If you contract with us, or you would like to, there is some important information below that you need to know.
Our categories and sub categories
We work in market areas called categories. These categories are a way of bundling together similar or related opportunities in a way that we, providers, partners and local people can understand.
Each category is made up of a number of sub categories. Each sub category can represent one or a number of contract opportunities.
We have created a full list of all of our categories and sub categories in our category tree.
|Social Care||Inclusion||Trading and Resources||Collaboration|
|Looked after children||Special educational needs and disabilities||ICT and telecoms||Legal services|
|Specialist social care services||Early help and family support||Environment and neighbourhoods||Finance|
|Support at home for older people||Youth||Housing and facilities management||Civil engineering and highways|
|Residential care for older people||Education||Communications and marketing||Travel and transport|
|Community opportunities for older people||Domestic violence and abuse||Building construction||Staff services|
|Supporting carers||Active inclusion||Culture and sport||Organisational supplies|
|Information, advice and advocacy||Public health||Burials and crematoria||Lifts and escalators|
|Supporting community action||Asbestos and demolitions|
Market position statements
We want to make sure that services are designed and delivered in cooperation with local people so that we can make informed choices about priorities and future service delivery.
Market position statements are the first step towards this.
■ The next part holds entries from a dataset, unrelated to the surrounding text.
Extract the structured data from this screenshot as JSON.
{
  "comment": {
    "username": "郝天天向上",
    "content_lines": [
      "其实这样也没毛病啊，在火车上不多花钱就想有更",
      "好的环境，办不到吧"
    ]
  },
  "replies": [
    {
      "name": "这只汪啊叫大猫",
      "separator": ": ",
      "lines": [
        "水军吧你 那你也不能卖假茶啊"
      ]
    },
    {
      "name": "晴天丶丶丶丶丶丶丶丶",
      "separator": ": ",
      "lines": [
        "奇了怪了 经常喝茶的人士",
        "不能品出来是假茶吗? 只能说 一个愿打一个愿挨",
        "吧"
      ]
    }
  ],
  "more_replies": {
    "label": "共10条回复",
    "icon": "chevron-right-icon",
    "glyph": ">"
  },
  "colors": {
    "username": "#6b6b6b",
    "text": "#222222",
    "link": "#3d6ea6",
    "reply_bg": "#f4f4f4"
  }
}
They are designed to help providers and the people who use services to understand what is currently on offer and also what we think services might look like in the future.
We have produced a range of market position statements, each looking at different service systems across the city. We continue to develop these and add new market position statements all the time. As they are produced we will publish them here.
- Looked after children
- Looked after children (2018)
- Specialist social care services
- Support at home for older people
- Residential care for older people
- Community opportunities for older people
- Community opportunities (2015)
- Supporting carers
- Services for young carers (2015)
- Information, advice and advocacy
- Special educational needs and disabilities
- Domestic violence and abuse
- Active inclusion
- Public health
- Children and young people's public health services (2013)
- Review of 0-19 children's public health services (2016)
- Drug and alcohol services (2016)
- Obesity, nutrition and physical activity services (2013)
- Sexual health services (2013)
- Review of sexual health services (2019)
- Stop smoking services (2013)
- Wellbeing and health improvement (2013)
All of our contracts are subject to a risk assessment which produce a risk summary score. This risk summary score determines the frequency of performance collection and informs the types of information that are collected throughout the contract. You can see these contract management expectations in our contract management matrix.
The performance expectations for your contract will be made clear to you before your contract begins and will form an ongoing part of your contract management. If your contract is deemed to be critical you will be expected to develop a continuity plan and share this with us.
When we put in place contracts for people services these are normally subject to our service quality framework (SQF). The SQF has two different levels: standard and light, depending on the size and nature of the contract. The SQF that applies to your contract will be made clear to you before your contract begins. If you want to learn more about our SQF you can access the provider template with guidance.
Did you know?
- 67% of the Council's spend on contracts was with Small and Medium Enterprises (SME's), almost £273million;
- 65% of the Council's spend on contracts was with local businesses in the North East, almost £266million;
- £45million of the Council's spend on contracts and grants was with Voluntary and Community Sector (VCS) organisations.